*** Records provided Section Begins ***

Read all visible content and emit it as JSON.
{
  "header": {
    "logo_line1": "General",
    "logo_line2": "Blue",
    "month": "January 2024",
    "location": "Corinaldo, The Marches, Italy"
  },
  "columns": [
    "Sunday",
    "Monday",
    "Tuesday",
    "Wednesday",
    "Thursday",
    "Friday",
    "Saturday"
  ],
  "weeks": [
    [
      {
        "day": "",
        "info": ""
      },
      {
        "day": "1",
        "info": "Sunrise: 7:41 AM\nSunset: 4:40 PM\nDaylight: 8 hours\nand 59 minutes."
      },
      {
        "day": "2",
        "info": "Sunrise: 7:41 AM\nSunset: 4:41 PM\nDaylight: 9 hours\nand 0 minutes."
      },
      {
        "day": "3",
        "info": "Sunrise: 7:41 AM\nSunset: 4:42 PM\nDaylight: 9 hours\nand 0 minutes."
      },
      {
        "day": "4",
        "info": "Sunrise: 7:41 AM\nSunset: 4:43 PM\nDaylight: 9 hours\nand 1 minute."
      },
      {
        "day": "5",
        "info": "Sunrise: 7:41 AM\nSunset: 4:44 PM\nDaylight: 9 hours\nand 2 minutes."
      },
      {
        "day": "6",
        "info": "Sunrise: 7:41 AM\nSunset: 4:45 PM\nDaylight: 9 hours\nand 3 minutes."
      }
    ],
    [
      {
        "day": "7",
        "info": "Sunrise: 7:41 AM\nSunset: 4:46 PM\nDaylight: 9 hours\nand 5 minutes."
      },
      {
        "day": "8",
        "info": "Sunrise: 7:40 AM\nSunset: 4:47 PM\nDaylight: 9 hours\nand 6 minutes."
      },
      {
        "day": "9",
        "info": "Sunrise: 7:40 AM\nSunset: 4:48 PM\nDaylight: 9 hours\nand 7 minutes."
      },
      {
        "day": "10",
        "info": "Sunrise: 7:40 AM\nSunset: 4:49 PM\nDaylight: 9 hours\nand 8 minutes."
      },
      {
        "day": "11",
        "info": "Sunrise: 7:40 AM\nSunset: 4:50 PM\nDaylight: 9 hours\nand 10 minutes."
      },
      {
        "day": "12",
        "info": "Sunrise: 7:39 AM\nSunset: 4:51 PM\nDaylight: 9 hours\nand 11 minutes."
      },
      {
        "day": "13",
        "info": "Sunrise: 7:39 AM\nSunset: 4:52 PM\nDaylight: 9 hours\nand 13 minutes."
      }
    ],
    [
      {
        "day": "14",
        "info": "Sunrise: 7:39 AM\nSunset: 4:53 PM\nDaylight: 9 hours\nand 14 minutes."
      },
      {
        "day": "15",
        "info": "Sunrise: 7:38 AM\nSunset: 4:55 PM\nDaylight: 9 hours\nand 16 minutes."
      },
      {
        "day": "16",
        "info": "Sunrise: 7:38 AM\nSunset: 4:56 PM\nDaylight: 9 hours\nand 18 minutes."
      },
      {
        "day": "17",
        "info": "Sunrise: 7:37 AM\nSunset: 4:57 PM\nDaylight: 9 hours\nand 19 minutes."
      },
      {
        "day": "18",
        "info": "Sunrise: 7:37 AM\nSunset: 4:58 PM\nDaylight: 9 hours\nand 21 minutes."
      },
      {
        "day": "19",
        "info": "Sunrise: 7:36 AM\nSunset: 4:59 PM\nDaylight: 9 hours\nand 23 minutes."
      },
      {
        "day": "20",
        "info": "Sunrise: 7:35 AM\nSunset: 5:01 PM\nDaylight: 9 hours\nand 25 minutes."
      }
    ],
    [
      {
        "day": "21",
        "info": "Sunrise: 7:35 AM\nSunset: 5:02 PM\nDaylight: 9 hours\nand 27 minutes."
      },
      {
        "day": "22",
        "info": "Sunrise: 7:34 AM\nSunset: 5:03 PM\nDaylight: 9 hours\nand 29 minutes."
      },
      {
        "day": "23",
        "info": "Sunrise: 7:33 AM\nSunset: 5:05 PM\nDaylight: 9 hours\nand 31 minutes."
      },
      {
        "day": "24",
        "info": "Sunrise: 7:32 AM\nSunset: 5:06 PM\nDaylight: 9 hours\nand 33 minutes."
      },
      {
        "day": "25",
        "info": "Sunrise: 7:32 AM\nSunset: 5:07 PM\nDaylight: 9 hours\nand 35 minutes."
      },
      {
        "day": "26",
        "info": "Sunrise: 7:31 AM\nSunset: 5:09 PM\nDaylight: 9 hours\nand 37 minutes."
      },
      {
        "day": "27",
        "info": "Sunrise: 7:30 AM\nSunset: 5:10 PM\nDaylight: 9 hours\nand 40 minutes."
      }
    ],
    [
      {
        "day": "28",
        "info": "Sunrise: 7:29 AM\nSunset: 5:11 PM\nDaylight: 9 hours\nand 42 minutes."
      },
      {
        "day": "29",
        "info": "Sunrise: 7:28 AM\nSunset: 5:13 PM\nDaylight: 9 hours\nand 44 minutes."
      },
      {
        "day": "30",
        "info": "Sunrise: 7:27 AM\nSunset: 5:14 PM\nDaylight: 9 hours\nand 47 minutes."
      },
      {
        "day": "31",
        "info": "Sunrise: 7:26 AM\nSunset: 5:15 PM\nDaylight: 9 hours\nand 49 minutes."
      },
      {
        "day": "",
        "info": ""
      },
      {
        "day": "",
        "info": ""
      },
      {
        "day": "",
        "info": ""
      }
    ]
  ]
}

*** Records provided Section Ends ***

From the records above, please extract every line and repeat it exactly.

Read all visible content and emit it as JSON.
{
  "header": {
    "logo_line1": "General",
    "logo_line2": "Blue",
    "month": "January 2024",
    "location": "Corinaldo, The Marches, Italy"
  },
  "columns": [
    "Sunday",
    "Monday",
    "Tuesday",
    "Wednesday",
    "Thursday",
    "Friday",
    "Saturday"
  ],
  "weeks": [
    [
      {
        "day": "",
        "info": ""
      },
      {
        "day": "1",
        "info": "Sunrise: 7:41 AM\nSunset: 4:40 PM\nDaylight: 8 hours\nand 59 minutes."
      },
      {
        "day": "2",
        "info": "Sunrise: 7:41 AM\nSunset: 4:41 PM\nDaylight: 9 hours\nand 0 minutes."
      },
      {
        "day": "3",
        "info": "Sunrise: 7:41 AM\nSunset: 4:42 PM\nDaylight: 9 hours\nand 0 minutes."
      },
      {
        "day": "4",
        "info": "Sunrise: 7:41 AM\nSunset: 4:43 PM\nDaylight: 9 hours\nand 1 minute."
      },
      {
        "day": "5",
        "info": "Sunrise: 7:41 AM\nSunset: 4:44 PM\nDaylight: 9 hours\nand 2 minutes."
      },
      {
        "day": "6",
        "info": "Sunrise: 7:41 AM\nSunset: 4:45 PM\nDaylight: 9 hours\nand 3 minutes."
      }
    ],
    [
      {
        "day": "7",
        "info": "Sunrise: 7:41 AM\nSunset: 4:46 PM\nDaylight: 9 hours\nand 5 minutes."
      },
      {
        "day": "8",
        "info": "Sunrise: 7:40 AM\nSunset: 4:47 PM\nDaylight: 9 hours\nand 6 minutes."
      },
      {
        "day": "9",
        "info": "Sunrise: 7:40 AM\nSunset: 4:48 PM\nDaylight: 9 hours\nand 7 minutes."
      },
      {
        "day": "10",
        "info": "Sunrise: 7:40 AM\nSunset: 4:49 PM\nDaylight: 9 hours\nand 8 minutes."
      },
      {
        "day": "11",
        "info": "Sunrise: 7:40 AM\nSunset: 4:50 PM\nDaylight: 9 hours\nand 10 minutes."
      },
      {
        "day": "12",
        "info": "Sunrise: 7:39 AM\nSunset: 4:51 PM\nDaylight: 9 hours\nand 11 minutes."
      },
      {
        "day": "13",
        "info": "Sunrise: 7:39 AM\nSunset: 4:52 PM\nDaylight: 9 hours\nand 13 minutes."
      }
    ],
    [
      {
        "day": "14",
        "info": "Sunrise: 7:39 AM\nSunset: 4:53 PM\nDaylight: 9 hours\nand 14 minutes."
      },
      {
        "day": "15",
        "info": "Sunrise: 7:38 AM\nSunset: 4:55 PM\nDaylight: 9 hours\nand 16 minutes."
      },
      {
        "day": "16",
        "info": "Sunrise: 7:38 AM\nSunset: 4:56 PM\nDaylight: 9 hours\nand 18 minutes."
      },
      {
        "day": "17",
        "info": "Sunrise: 7:37 AM\nSunset: 4:57 PM\nDaylight: 9 hours\nand 19 minutes."
      },
      {
        "day": "18",
        "info": "Sunrise: 7:37 AM\nSunset: 4:58 PM\nDaylight: 9 hours\nand 21 minutes."
      },
      {
        "day": "19",
        "info": "Sunrise: 7:36 AM\nSunset: 4:59 PM\nDaylight: 9 hours\nand 23 minutes."
      },
      {
        "day": "20",
        "info": "Sunrise: 7:35 AM\nSunset: 5:01 PM\nDaylight: 9 hours\nand 25 minutes."
      }
    ],
    [
      {
        "day": "21",
        "info": "Sunrise: 7:35 AM\nSunset: 5:02 PM\nDaylight: 9 hours\nand 27 minutes."
      },
      {
        "day": "22",
        "info": "Sunrise: 7:34 AM\nSunset: 5:03 PM\nDaylight: 9 hours\nand 29 minutes."
      },
      {
        "day": "23",
        "info": "Sunrise: 7:33 AM\nSunset: 5:05 PM\nDaylight: 9 hours\nand 31 minutes."
      },
      {
        "day": "24",
        "info": "Sunrise: 7:32 AM\nSunset: 5:06 PM\nDaylight: 9 hours\nand 33 minutes."
      },
      {
        "day": "25",
        "info": "Sunrise: 7:32 AM\nSunset: 5:07 PM\nDaylight: 9 hours\nand 35 minutes."
      },
      {
        "day": "26",
        "info": "Sunrise: 7:31 AM\nSunset: 5:09 PM\nDaylight: 9 hours\nand 37 minutes."
      },
      {
        "day": "27",
        "info": "Sunrise: 7:30 AM\nSunset: 5:10 PM\nDaylight: 9 hours\nand 40 minutes."
      }
    ],
    [
      {
        "day": "28",
        "info": "Sunrise: 7:29 AM\nSunset: 5:11 PM\nDaylight: 9 hours\nand 42 minutes."
      },
      {
        "day": "29",
        "info": "Sunrise: 7:28 AM\nSunset: 5:13 PM\nDaylight: 9 hours\nand 44 minutes."
      },
      {
        "day": "30",
        "info": "Sunrise: 7:27 AM\nSunset: 5:14 PM\nDaylight: 9 hours\nand 47 minutes."
      },
      {
        "day": "31",
        "info": "Sunrise: 7:26 AM\nSunset: 5:15 PM\nDaylight: 9 hours\nand 49 minutes."
      },
      {
        "day": "",
        "info": ""
      },
      {
        "day": "",
        "info": ""
      },
      {
        "day": "",
        "info": ""
      }
    ]
  ]
}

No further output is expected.